From now on, the new and only scope used for authentication will be
user:email (“gives apps read-only access to a user’s private email addresses”).
Since the scope changed, you will need to accept again the app, and once done, we will only be able to read your public data + private email:
For existing accounts, you must link your account after login into gatekeeper, using the link “Connect Github account” in your account page:
One of the most asked features is being released today: You can now connect to your Tech-Angels account using your Github account! No more password needed, unless you want one. Please read the following before trying the feature:
If you already have a Tech-Angels account (ie: to use https://gemnasium.com), you must sign-in first with your current account, and then link it with your Github account:
You can unlink your account from the same location.
New users can simply click on the new “Connect with Github” link in the nav bar. If your public data is complete on Github, your account should be created right away, otherwise you will be invited to fill your missing information.
New password policy

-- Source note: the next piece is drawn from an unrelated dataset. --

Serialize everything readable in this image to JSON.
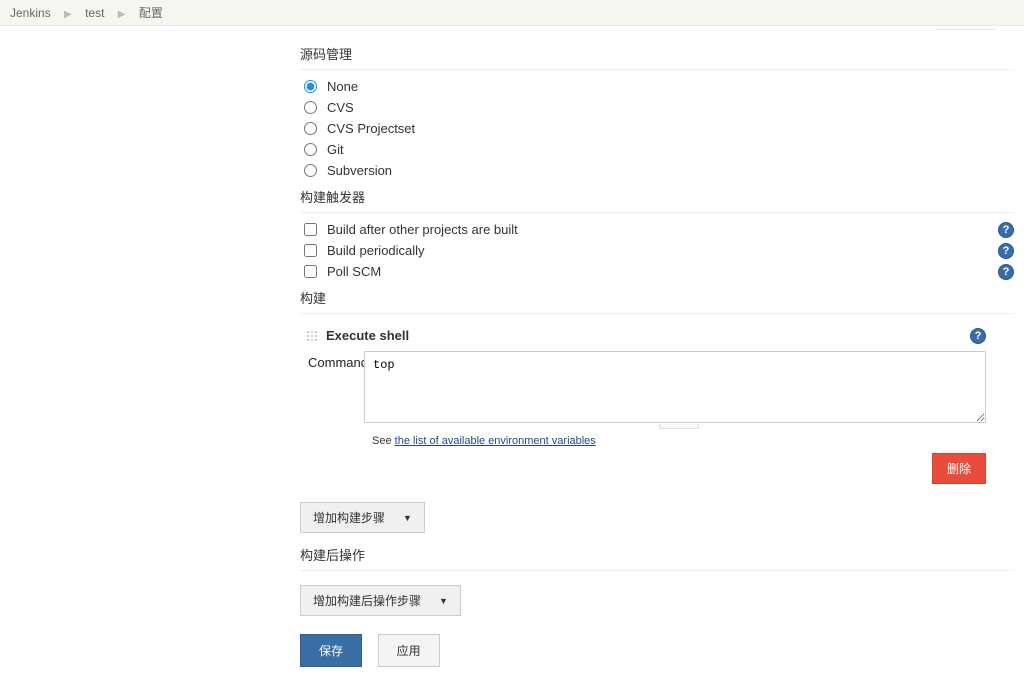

This feature introduce a new policy regarding passwords:
- Users coming from Github directly don’t have a password, so it won’t be required to update your account information
- Users who linked their existing account have a password, it will be asked to update your account information.
If you don’t have a password, and want to increase the security of your account, you can set-up one after sign-up from Github. It will then be asked to protect modifications on your account (including plans subscriptions very soon).
Why do I have to allow the application twice on Github when I use Gemnasium?
Our account management app (Gatekeeper) is using the smallest scope available on github, it will just fetch your user ID + your public data. While this is enough to create a Tech-Angels account, Gemnasium needs to access to your repositories to check dependencies.
In continuation of the capistrano subject, we would like to introduce Webistrano, edited by Peritor.
Webistrano allows to roll back to an earlier version in case of problem, it also keeps a log of every deployment. Most important, it allows users (our customers) to deploy without any direct access to servers.
Tired of writing long git paths to github repositories in Gemfile? Then you will find this useful. When the repository you need is public, you can use :github shortland instead of :git. And just specify github username and repository name separated by slash.
If repository name and username are the same, you can drop one:
gem "rails", :github => "rails/rails"
gem "rails", :github => "rails"
Are both equivalent to:
gem "rails", :git => "git://github.com/rails/rails.git"
I wonder, how didn’t we enjoy this all the time? :)